A Test of a True Deficit Hawk

March 1, 2010By Janet Bauer

The landmark health reform legislation just signed by President Obama promises salutary benefits, not just for American families but also for our nation’s balance sheet. Over the long term, sharply rising health care costs are the primary cause of growing federal budget deficits. The approved legislation makes progress toward curbing them — by $143 billon over the next 10 years, according to the Congressional Budget Office.

While reining in health care costs is essential, Congress will have to make other policy changes to fix our nation’s finances. One such step is confronting the fiscally damaging legacy of the Bush-era tax cuts.

Most lawmakers profess to worry about the nation’s unsustainable budget trajectory. The expiration of the Bush-era tax cuts this year will provide a timely test to show who among them is a true deficit hawk.

Last year our country spent $1.4 trillion more than it collected in revenues. That amounts to about 10 percent of our current gross domestic product, the largest deficit relative to the economy since World War II.

Much of that large deficit was due to the important federal effort to stimulate the economy — an appropriate response to the biggest economic tumble since the Great Depression. With consumers and businesses on the ropes, only the federal government was in a position to invest in the economy to halt the downward spiral.

If done properly, temporary deficit spending in a recession boosts the economy, making the recession shorter and shallower.

That was the rationale underlying the 2009 federal Recovery Act, which contributed significantly to stabilizing the economy. Thus, the additional debt incurred as part of the Recovery Act has been money well-spent.

As the country emerges from the recession, deficits will decline. But absent significant policy changes, experts predict that deficits will resume their skyward trajectory by 2014.

The Bush-era tax cuts, which disproportionately benefit wealthy households, have been a major driver in the growth of federal deficits. When enacting the tax cuts, the previous administration and its congressional partners never included a way to pay for their Texas-size costs.

Sold as an economic elixir, the deficit-financed tax cuts have actually proven poisonous to our fiscal health. If Congress allows them to live on, the Bush-era tax cuts for the wealthy will contribute more to our long-term fiscal difficulties than either the bank bailout or federal recovery measures or, assuming they are phased out, the wars in Iraq and Afghanistan.

If there is a silver lining to our predicament, it is that Congress scheduled the Bush tax cuts to expire by the end of 2010. Inserted as a ploy to mask the long-term costs of the cuts, the built-in expiration now presents a golden opportunity to begin repairing our nation’s balance sheet.

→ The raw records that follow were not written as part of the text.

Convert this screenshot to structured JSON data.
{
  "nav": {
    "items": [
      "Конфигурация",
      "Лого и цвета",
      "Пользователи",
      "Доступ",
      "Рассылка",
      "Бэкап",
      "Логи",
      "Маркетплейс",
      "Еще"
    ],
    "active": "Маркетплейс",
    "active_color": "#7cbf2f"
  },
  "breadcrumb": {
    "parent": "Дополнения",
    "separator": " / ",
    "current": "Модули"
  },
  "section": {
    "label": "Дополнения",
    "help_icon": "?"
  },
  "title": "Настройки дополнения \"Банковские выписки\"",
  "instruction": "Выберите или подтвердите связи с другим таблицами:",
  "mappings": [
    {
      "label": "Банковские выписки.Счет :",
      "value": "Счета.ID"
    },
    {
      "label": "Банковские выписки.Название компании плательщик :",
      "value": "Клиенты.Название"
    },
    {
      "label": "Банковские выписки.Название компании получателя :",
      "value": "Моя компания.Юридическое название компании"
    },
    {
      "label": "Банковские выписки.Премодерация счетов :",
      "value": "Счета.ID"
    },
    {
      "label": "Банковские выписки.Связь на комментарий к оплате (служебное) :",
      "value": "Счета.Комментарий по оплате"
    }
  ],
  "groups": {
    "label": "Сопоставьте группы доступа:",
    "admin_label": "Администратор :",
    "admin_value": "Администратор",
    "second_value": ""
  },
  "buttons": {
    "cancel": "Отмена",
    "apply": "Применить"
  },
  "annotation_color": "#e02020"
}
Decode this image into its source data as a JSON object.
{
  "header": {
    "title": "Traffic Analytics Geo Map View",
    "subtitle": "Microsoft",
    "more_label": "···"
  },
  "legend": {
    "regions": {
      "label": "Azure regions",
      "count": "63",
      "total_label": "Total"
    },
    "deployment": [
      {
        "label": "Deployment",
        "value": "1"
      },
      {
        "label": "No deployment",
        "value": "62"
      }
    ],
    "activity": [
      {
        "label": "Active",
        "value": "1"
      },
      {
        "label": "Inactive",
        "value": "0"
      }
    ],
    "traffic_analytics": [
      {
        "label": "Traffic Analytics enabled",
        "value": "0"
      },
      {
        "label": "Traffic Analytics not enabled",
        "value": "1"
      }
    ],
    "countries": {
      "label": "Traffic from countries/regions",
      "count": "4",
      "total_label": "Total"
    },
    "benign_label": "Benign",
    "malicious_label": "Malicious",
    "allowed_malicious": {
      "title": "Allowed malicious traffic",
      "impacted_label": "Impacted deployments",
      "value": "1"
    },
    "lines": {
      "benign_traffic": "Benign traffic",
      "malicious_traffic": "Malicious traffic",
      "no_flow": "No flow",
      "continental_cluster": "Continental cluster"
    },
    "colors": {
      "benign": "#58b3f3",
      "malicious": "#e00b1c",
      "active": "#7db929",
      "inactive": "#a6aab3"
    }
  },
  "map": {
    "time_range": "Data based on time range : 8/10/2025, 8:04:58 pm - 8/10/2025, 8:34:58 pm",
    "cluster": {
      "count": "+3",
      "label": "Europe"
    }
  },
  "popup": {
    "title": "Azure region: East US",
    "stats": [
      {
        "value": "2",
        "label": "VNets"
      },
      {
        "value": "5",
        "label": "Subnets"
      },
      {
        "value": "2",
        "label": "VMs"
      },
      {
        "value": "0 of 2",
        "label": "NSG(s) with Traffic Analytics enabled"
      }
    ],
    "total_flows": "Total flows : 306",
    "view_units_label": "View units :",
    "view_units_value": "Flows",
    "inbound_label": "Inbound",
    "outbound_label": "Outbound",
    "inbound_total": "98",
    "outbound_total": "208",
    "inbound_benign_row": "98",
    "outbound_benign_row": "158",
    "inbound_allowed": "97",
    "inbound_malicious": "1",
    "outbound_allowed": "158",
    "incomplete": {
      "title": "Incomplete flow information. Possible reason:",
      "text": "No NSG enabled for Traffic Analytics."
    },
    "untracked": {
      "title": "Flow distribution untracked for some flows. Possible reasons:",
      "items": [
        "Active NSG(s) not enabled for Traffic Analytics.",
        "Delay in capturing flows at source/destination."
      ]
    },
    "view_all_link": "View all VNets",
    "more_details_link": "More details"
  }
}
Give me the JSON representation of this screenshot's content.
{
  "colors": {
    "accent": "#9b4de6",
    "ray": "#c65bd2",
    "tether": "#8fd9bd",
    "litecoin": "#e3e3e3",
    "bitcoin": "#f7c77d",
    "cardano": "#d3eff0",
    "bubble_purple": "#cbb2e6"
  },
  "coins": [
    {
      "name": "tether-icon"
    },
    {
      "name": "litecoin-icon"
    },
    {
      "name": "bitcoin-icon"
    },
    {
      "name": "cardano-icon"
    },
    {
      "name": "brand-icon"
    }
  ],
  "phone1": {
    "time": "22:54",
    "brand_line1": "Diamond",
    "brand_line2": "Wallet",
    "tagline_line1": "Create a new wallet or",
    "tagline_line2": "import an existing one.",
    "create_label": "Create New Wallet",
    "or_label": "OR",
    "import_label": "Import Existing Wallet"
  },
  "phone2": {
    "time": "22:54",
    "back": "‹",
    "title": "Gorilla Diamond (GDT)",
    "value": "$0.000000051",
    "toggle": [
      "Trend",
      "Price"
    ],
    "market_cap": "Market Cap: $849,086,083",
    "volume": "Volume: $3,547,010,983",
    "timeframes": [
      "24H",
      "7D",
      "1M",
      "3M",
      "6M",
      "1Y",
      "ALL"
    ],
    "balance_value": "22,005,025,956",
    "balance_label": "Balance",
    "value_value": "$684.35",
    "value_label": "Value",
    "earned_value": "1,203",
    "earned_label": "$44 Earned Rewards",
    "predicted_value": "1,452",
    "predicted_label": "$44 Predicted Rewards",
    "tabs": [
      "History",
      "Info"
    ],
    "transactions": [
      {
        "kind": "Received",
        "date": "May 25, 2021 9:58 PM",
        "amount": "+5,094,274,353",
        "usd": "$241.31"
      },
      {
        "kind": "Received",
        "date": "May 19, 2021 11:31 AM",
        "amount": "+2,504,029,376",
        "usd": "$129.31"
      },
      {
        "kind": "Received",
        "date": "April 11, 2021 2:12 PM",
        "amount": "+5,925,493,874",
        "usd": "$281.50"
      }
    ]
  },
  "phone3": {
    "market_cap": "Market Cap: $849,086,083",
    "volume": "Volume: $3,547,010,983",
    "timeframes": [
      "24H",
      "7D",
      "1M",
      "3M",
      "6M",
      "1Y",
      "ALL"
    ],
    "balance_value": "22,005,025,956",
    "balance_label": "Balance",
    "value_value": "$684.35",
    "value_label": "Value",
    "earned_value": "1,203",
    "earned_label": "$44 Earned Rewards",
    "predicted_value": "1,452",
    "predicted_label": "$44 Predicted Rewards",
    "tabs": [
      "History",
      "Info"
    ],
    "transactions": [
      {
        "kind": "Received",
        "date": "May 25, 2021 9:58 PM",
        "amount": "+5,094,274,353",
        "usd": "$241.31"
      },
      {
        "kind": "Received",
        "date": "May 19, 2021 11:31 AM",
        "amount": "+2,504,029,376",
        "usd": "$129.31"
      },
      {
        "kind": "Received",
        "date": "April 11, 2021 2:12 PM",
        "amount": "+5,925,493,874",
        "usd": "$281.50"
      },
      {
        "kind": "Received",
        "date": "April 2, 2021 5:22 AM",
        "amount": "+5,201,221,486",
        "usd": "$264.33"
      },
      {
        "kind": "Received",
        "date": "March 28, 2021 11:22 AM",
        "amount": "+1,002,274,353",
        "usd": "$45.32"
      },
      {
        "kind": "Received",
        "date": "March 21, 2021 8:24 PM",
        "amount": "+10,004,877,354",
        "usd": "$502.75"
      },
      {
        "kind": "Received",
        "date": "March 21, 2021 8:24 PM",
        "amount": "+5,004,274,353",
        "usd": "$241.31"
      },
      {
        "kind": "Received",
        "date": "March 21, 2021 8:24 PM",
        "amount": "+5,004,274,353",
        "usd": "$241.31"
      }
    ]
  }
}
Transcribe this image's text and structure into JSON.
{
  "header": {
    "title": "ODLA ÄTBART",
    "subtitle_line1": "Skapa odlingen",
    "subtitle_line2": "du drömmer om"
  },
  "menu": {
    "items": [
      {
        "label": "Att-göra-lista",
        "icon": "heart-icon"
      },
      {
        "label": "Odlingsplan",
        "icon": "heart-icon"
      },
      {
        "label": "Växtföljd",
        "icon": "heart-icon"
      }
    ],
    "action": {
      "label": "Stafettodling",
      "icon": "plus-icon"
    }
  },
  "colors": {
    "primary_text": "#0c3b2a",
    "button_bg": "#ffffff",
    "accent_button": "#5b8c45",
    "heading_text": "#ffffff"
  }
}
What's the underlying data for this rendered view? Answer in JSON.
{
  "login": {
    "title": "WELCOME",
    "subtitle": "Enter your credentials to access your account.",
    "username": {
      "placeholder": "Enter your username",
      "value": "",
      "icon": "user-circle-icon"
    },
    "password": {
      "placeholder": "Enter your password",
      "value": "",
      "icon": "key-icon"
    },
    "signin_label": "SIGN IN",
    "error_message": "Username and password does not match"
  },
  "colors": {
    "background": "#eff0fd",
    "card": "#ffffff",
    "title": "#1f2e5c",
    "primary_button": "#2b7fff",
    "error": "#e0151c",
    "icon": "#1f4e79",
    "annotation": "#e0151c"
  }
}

The Obama Administration has proposed letting those tax cuts that primarily benefit the wealthy expire as scheduled. That’s the fiscally responsible position.

The decision on what to do about the expiring the Bush tax cuts will be a true test of fiscal accountability. Those in Congress who allow the tax cuts for the wealthy to expire will prove to be the real deficit hawks. Those who don’t will have shown they are gone gooses when it comes to taking responsibility for fixing the nation’s finances.

Janet Bauer is a policy analyst with the Oregon Center for Public Policy